E ngā mana,
E ngā reo,
E ngā waka
Tēnā koutou katoa
Like many New Zealanders, I’ve never questioned my own sense of belonging here. Although I have travelled throughout the world and lived in Auckland the bulk of my life, Rotorua and in particular Lake Tarawera is my tūrangawaewae , my place to stand.
When I see that majestic mountain, my heart soars and I know I have come home.
My husband Dave and I have been coming to Rotorua for the last 30 years. Dave has been fascinated by the history of Lake Tarawera and has built up an impressive collection of original postcards and souvenirs that date from the 1800s.
He has some wonderful postcards of the Maori guides, many of which are signed. I have them as a screen saver on my home computer and I feel that I have come to know them all and sometimes refer to them as ‘the girls’- Sophia, Rangi, Maggie Papakura, Bella, Susan, and the twins Georgina and Eileen.
They are wahine toa. They were all inter-related and part of one of the longest running family businesses run by women. They were storytellers and were responsible in showing a multitude of visitors the famous Pink and White Terraces. They were the very first pioneers of tourism in New Zealand.
I informed the Prime Minister of that fact and because he holds the tourism portfolio I gave him an exclusive portrait of the guides from Dave’s collection. He was genuinely delighted with the gift and I promised I would personally deliver it to his office.
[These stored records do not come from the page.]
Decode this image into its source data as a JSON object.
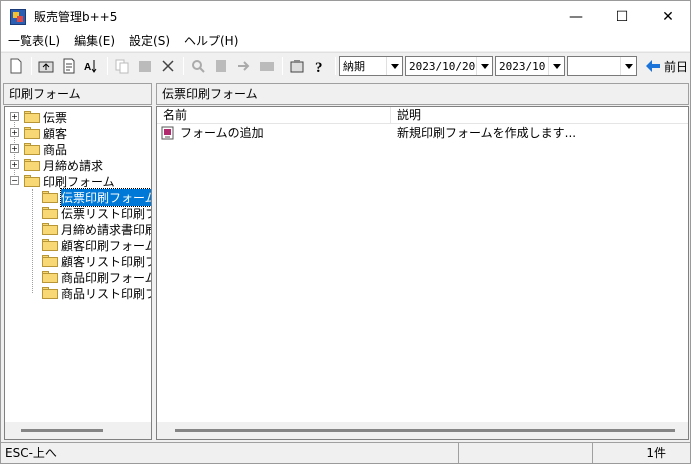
{
  "window": {
    "title": "販売管理b++5",
    "minimize_glyph": "—",
    "maximize_glyph": "☐",
    "close_glyph": "✕"
  },
  "menu": [
    {
      "label": "一覧表(L)"
    },
    {
      "label": "編集(E)"
    },
    {
      "label": "設定(S)"
    },
    {
      "label": "ヘルプ(H)"
    }
  ],
  "toolbar": {
    "combo_type": "納期",
    "combo_date": "2023/10/20",
    "combo_month": "2023/10",
    "combo_empty": "",
    "prev_label": "前日"
  },
  "left_panel": {
    "header": "印刷フォーム",
    "tree": [
      {
        "label": "伝票",
        "expander": "+"
      },
      {
        "label": "顧客",
        "expander": "+"
      },
      {
        "label": "商品",
        "expander": "+"
      },
      {
        "label": "月締め請求",
        "expander": "+"
      },
      {
        "label": "印刷フォーム",
        "expander": "−"
      },
      {
        "label": "伝票印刷フォーム"
      },
      {
        "label": "伝票リスト印刷フォーム"
      },
      {
        "label": "月締め請求書印刷"
      },
      {
        "label": "顧客印刷フォーム"
      },
      {
        "label": "顧客リスト印刷フォーム"
      },
      {
        "label": "商品印刷フォーム"
      },
      {
        "label": "商品リスト印刷フォーム"
      }
    ]
  },
  "right_panel": {
    "header": "伝票印刷フォーム",
    "columns": [
      "名前",
      "説明"
    ],
    "rows": [
      {
        "name": "フォームの追加",
        "desc": "新規印刷フォームを作成します..."
      }
    ]
  },
  "status": {
    "hint": "ESC-上へ",
    "count": "1件"
  }
}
Dave and I assembled the portrait in Auckland and there was a very real sense of excitement as the girls and I traveled by plane to Wellington then up the lift to the 9th floor of the Beehive.
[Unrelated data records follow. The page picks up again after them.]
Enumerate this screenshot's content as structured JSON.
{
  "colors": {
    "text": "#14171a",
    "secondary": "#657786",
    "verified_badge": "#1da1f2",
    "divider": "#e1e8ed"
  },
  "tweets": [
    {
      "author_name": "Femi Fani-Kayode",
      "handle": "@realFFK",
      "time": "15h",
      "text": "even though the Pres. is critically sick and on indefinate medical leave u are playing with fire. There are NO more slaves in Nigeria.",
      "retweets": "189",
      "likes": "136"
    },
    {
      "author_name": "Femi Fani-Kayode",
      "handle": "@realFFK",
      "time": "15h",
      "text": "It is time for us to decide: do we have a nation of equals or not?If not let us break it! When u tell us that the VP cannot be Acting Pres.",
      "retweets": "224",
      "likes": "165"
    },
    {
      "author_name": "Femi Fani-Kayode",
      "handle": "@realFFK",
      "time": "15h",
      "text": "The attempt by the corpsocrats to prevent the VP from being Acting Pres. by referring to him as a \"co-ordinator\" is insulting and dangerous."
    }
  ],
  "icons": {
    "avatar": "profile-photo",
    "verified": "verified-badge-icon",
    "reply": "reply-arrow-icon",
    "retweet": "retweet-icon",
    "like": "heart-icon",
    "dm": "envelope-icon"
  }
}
Unfortunately we were stopped short of sweeping into the PMs office, choosing the spot and banging a nail in the wall but later on I discovered the portrait was hung in a prime position. Needless to say the girls and I were very, very pleased.
Whakarewarewa became the Guides’ home after the eruption wiped out their home at Te Wairoa on the shores of Lake Tarawera. That is why it is very special for me to be here day to celebrate the 175th anniversary of the signing of the Treaty of Waitangi.
The Treaty of Waitangi is New Zealand’s own, unique statement of human rights and represents the founding document of this nation. It is the promise of two people to take the best possible care of each other and belongs to us all.
I am truly privileged to be a human rights commissioner with responsibilities for women and equal employment opportunities or EEO.
While the Maori economy is said to be worth over $38 billion and there is much cause for excitement in business achievements to date, at the other end of the spectrum, the latest census figures show that in many areas – including income and employment rates – inequalities for Māori continue to widen.
These figures are a reminder of the work still to be done to ensure that Māori human rights, and the promises of the Treaty, are fully realised.
Professor Paul Spoonley of Massey University says that New Zealand is in the middle of a demographic transformation and diversification that will profoundly change the way we live and work as well as our sense of culturally identity.
By 2050 our population is predicted to be 6 million, half of us will be Maori, Pacific or Asian New Zealanders whose young demographic will dominate our future labour force, voting public, school leavers and tertiary graduates.
What will be absolutely crucial is that we must keep human rights to the fore and that Maori language and culture survive.
The Human Rights Commission’s two primary functions are to advocate and promote respect for human rights in New Zealand and to encourage harmonious relations between Individuals and among the diverse groups in New Zealand society.
Our mandate will become only even more important in the coming decades.
Thank you for the opportunity to address you today.